  7. Photo from the early 70's in a city near where I live. Similar side decal like yours. Very vintage.
  8. No worries. If more pics would help I can grab some when I get home.
  9. Cheers Flauski, yeah I remember that. Great you have another car. Well a few delays as my order from the Z store got nicely sent to Malta rather than NZ. Close, not! In the meantime got the sump modified, cross member modified and new drive pulley. Heres some pics
  10. Agreed. Repair looks fully functional. Might want to use something to pot that wire into place so you don't bump it or catch it on something and pull more of the PCB trace off the board. Hot glue as mentioned above, or an epoxy blob or two.
  11. gnosez

    Engine Dolly

    I do have another stand that was used by BSR. It needs some legs added to clear the deeper oil pan and the engine mount capture nuts need to be chased but you get the idea.
  12. That car is way over-priced. You could probably find a better one and have it shipped to you for less. https://bringatrailer.com/listing/1978-datsun-280z-67/
  13. Please don’t ever use tyres that old - for your own sake! While they may look great, the rubber will be well past it’s best and likely to throw you off the road at the first hint of damp. My 99.9% of the time garaged Michelins, with 6.5mm left on them went very badly off after 7 years and yes I did fall off the road at low sped and not much right foot action. Over the pond in 14/15” there are Bridgstone Turanza T005, which I can’t say enough about in both wet and dry - not sure if you are able to source them where you? Great feel, incredible grip in the wet and brilliant in the dry.
  14. Owner is on crack. A few grand, tops, if you ask me.
  15. The visible rust is about 10% of what's really there. 90% is hidden. There may be a reason behind the dealer not having enough time to put it on a lift. I wouldn't consider it until I could look it from all angles.
  16. I got nothing technical to add, but wanted to say this thread is awesome.
  17. Because we buy most of our parts from the states. Our dollar is worth 30% less than yours so if we both make $50,000 a year, you actually have 30% greater buying power. Top that with ridiculous shipping fees, taxes, and brokerage and we end up about 40% more cost in restoring a car. That’s life.

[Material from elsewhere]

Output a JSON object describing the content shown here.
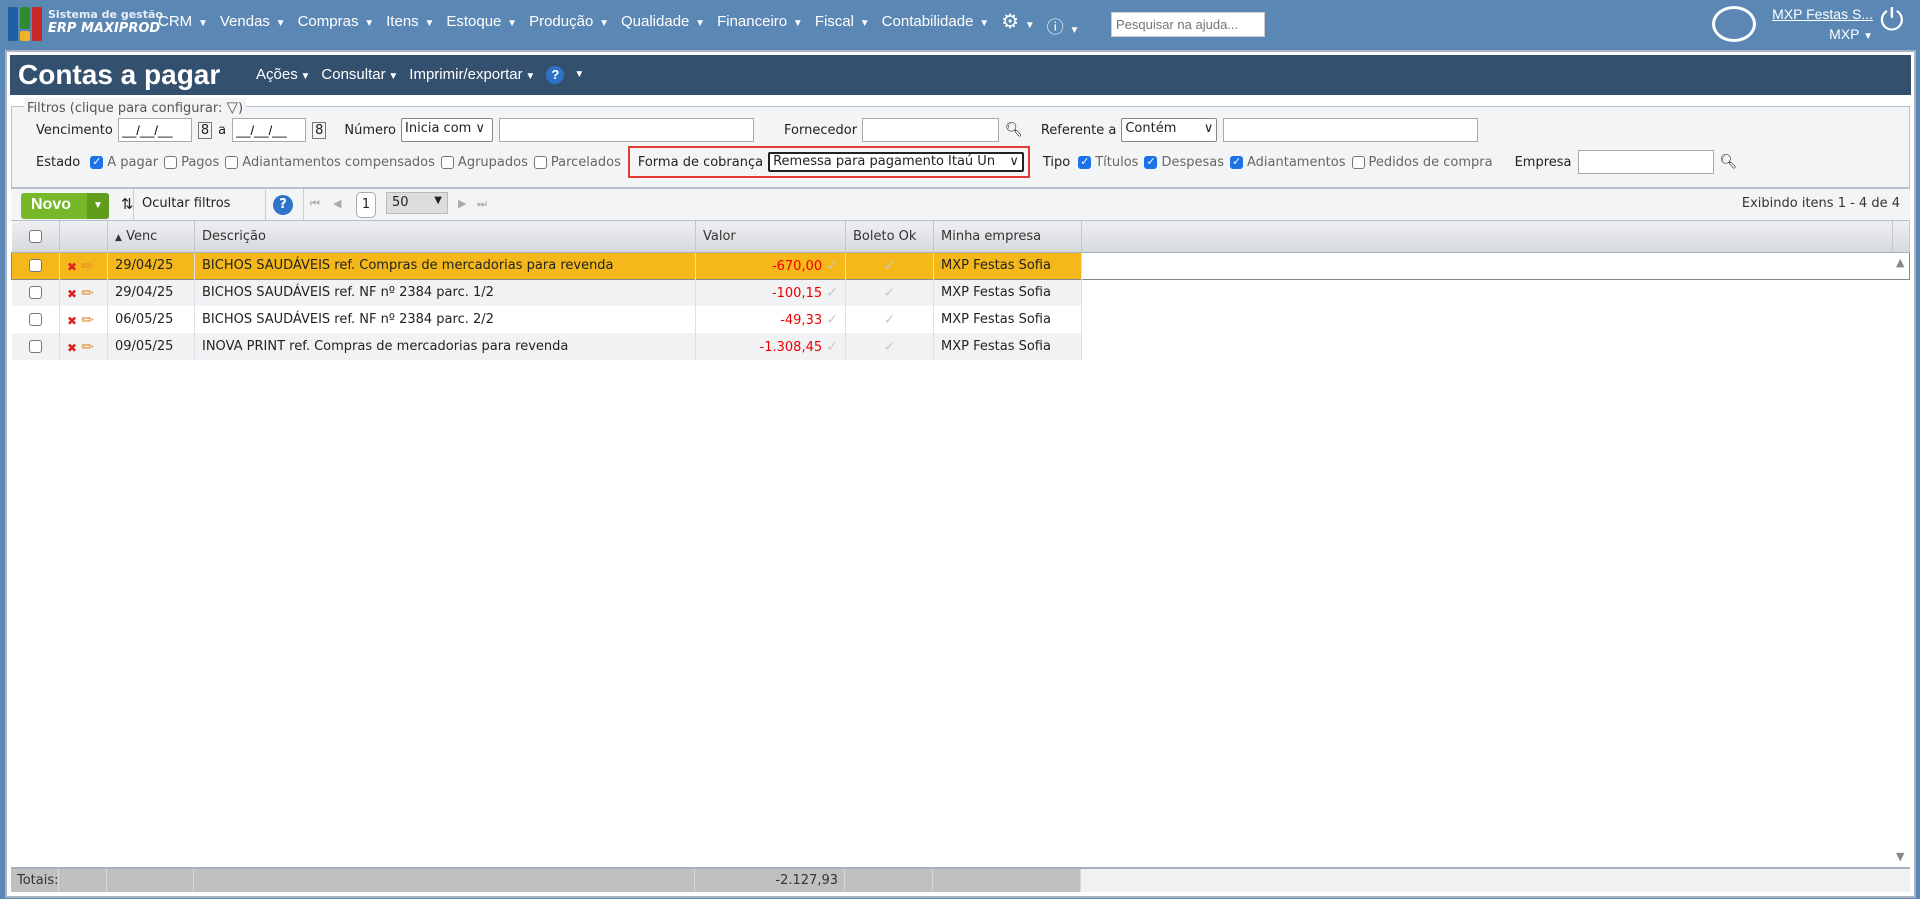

×
×
  • Create New...

Important Information

By using this site, you agree to our Terms of Use. We have placed cookies on your device to help make this website better. You can adjust your cookie settings, otherwise we'll assume you're okay to continue.